*** Block opens ***
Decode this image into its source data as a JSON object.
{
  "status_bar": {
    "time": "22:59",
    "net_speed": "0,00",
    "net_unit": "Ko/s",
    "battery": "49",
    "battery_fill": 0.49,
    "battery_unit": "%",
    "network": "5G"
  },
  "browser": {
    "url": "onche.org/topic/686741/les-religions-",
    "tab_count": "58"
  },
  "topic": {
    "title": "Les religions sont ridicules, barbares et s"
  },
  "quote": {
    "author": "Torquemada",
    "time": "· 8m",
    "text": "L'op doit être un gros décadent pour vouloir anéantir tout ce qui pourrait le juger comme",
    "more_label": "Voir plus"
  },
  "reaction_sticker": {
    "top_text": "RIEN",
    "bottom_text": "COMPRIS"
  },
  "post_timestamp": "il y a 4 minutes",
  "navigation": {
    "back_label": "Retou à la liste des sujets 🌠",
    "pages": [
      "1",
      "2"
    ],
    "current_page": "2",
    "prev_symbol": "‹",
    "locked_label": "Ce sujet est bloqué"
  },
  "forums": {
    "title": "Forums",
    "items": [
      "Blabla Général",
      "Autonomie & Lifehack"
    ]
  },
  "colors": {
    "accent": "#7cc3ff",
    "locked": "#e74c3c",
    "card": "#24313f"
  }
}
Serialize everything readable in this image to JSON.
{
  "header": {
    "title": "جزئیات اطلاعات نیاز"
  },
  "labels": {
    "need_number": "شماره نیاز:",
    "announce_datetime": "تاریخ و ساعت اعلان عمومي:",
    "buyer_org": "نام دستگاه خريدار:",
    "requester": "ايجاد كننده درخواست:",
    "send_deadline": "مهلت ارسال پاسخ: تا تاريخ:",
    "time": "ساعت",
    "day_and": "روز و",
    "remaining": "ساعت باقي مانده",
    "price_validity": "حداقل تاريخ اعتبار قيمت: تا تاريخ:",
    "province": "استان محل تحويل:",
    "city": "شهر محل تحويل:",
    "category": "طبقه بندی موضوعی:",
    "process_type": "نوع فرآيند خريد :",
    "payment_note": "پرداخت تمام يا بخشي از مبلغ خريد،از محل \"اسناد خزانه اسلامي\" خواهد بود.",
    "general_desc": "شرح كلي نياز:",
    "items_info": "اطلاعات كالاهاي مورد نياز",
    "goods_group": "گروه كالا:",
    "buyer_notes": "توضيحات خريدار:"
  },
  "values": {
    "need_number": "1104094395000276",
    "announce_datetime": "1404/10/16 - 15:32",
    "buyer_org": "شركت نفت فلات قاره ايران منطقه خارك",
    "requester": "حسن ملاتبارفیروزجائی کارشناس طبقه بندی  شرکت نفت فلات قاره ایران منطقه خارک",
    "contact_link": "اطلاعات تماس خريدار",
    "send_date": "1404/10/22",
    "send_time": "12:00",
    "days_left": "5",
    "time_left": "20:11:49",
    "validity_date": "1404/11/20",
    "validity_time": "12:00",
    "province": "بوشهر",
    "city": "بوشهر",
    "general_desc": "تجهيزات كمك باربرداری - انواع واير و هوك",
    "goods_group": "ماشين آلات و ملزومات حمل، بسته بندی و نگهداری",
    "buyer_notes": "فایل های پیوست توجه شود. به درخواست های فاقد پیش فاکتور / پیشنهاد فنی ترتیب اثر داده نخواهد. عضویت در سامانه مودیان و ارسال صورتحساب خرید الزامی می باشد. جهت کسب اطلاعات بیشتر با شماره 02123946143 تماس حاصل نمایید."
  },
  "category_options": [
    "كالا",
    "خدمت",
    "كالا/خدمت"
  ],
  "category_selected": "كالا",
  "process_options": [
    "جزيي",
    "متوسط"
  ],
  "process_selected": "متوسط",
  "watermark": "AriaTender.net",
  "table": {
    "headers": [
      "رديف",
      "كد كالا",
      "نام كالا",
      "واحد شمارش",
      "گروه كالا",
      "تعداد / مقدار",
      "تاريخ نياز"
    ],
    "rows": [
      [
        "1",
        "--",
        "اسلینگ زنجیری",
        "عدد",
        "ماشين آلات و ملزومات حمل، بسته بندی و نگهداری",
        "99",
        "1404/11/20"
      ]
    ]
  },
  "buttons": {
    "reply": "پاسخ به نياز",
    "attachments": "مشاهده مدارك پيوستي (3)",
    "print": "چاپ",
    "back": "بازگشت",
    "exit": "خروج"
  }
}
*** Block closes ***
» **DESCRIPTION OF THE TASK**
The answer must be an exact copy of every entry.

» **ANSWER TO THIS PROBLEM**
Decode this image into its source data as a JSON object.
{
  "status_bar": {
    "time": "22:59",
    "net_speed": "0,00",
    "net_unit": "Ko/s",
    "battery": "49",
    "battery_fill": 0.49,
    "battery_unit": "%",
    "network": "5G"
  },
  "browser": {
    "url": "onche.org/topic/686741/les-religions-",
    "tab_count": "58"
  },
  "topic": {
    "title": "Les religions sont ridicules, barbares et s"
  },
  "quote": {
    "author": "Torquemada",
    "time": "· 8m",
    "text": "L'op doit être un gros décadent pour vouloir anéantir tout ce qui pourrait le juger comme",
    "more_label": "Voir plus"
  },
  "reaction_sticker": {
    "top_text": "RIEN",
    "bottom_text": "COMPRIS"
  },
  "post_timestamp": "il y a 4 minutes",
  "navigation": {
    "back_label": "Retou à la liste des sujets 🌠",
    "pages": [
      "1",
      "2"
    ],
    "current_page": "2",
    "prev_symbol": "‹",
    "locked_label": "Ce sujet est bloqué"
  },
  "forums": {
    "title": "Forums",
    "items": [
      "Blabla Général",
      "Autonomie & Lifehack"
    ]
  },
  "colors": {
    "accent": "#7cc3ff",
    "locked": "#e74c3c",
    "card": "#24313f"
  }
}
Serialize everything readable in this image to JSON.
{
  "header": {
    "title": "جزئیات اطلاعات نیاز"
  },
  "labels": {
    "need_number": "شماره نیاز:",
    "announce_datetime": "تاریخ و ساعت اعلان عمومي:",
    "buyer_org": "نام دستگاه خريدار:",
    "requester": "ايجاد كننده درخواست:",
    "send_deadline": "مهلت ارسال پاسخ: تا تاريخ:",
    "time": "ساعت",
    "day_and": "روز و",
    "remaining": "ساعت باقي مانده",
    "price_validity": "حداقل تاريخ اعتبار قيمت: تا تاريخ:",
    "province": "استان محل تحويل:",
    "city": "شهر محل تحويل:",
    "category": "طبقه بندی موضوعی:",
    "process_type": "نوع فرآيند خريد :",
    "payment_note": "پرداخت تمام يا بخشي از مبلغ خريد،از محل \"اسناد خزانه اسلامي\" خواهد بود.",
    "general_desc": "شرح كلي نياز:",
    "items_info": "اطلاعات كالاهاي مورد نياز",
    "goods_group": "گروه كالا:",
    "buyer_notes": "توضيحات خريدار:"
  },
  "values": {
    "need_number": "1104094395000276",
    "announce_datetime": "1404/10/16 - 15:32",
    "buyer_org": "شركت نفت فلات قاره ايران منطقه خارك",
    "requester": "حسن ملاتبارفیروزجائی کارشناس طبقه بندی  شرکت نفت فلات قاره ایران منطقه خارک",
    "contact_link": "اطلاعات تماس خريدار",
    "send_date": "1404/10/22",
    "send_time": "12:00",
    "days_left": "5",
    "time_left": "20:11:49",
    "validity_date": "1404/11/20",
    "validity_time": "12:00",
    "province": "بوشهر",
    "city": "بوشهر",
    "general_desc": "تجهيزات كمك باربرداری - انواع واير و هوك",
    "goods_group": "ماشين آلات و ملزومات حمل، بسته بندی و نگهداری",
    "buyer_notes": "فایل های پیوست توجه شود. به درخواست های فاقد پیش فاکتور / پیشنهاد فنی ترتیب اثر داده نخواهد. عضویت در سامانه مودیان و ارسال صورتحساب خرید الزامی می باشد. جهت کسب اطلاعات بیشتر با شماره 02123946143 تماس حاصل نمایید."
  },
  "category_options": [
    "كالا",
    "خدمت",
    "كالا/خدمت"
  ],
  "category_selected": "كالا",
  "process_options": [
    "جزيي",
    "متوسط"
  ],
  "process_selected": "متوسط",
  "watermark": "AriaTender.net",
  "table": {
    "headers": [
      "رديف",
      "كد كالا",
      "نام كالا",
      "واحد شمارش",
      "گروه كالا",
      "تعداد / مقدار",
      "تاريخ نياز"
    ],
    "rows": [
      [
        "1",
        "--",
        "اسلینگ زنجیری",
        "عدد",
        "ماشين آلات و ملزومات حمل، بسته بندی و نگهداری",
        "99",
        "1404/11/20"
      ]
    ]
  },
  "buttons": {
    "reply": "پاسخ به نياز",
    "attachments": "مشاهده مدارك پيوستي (3)",
    "print": "چاپ",
    "back": "بازگشت",
    "exit": "خروج"
  }
}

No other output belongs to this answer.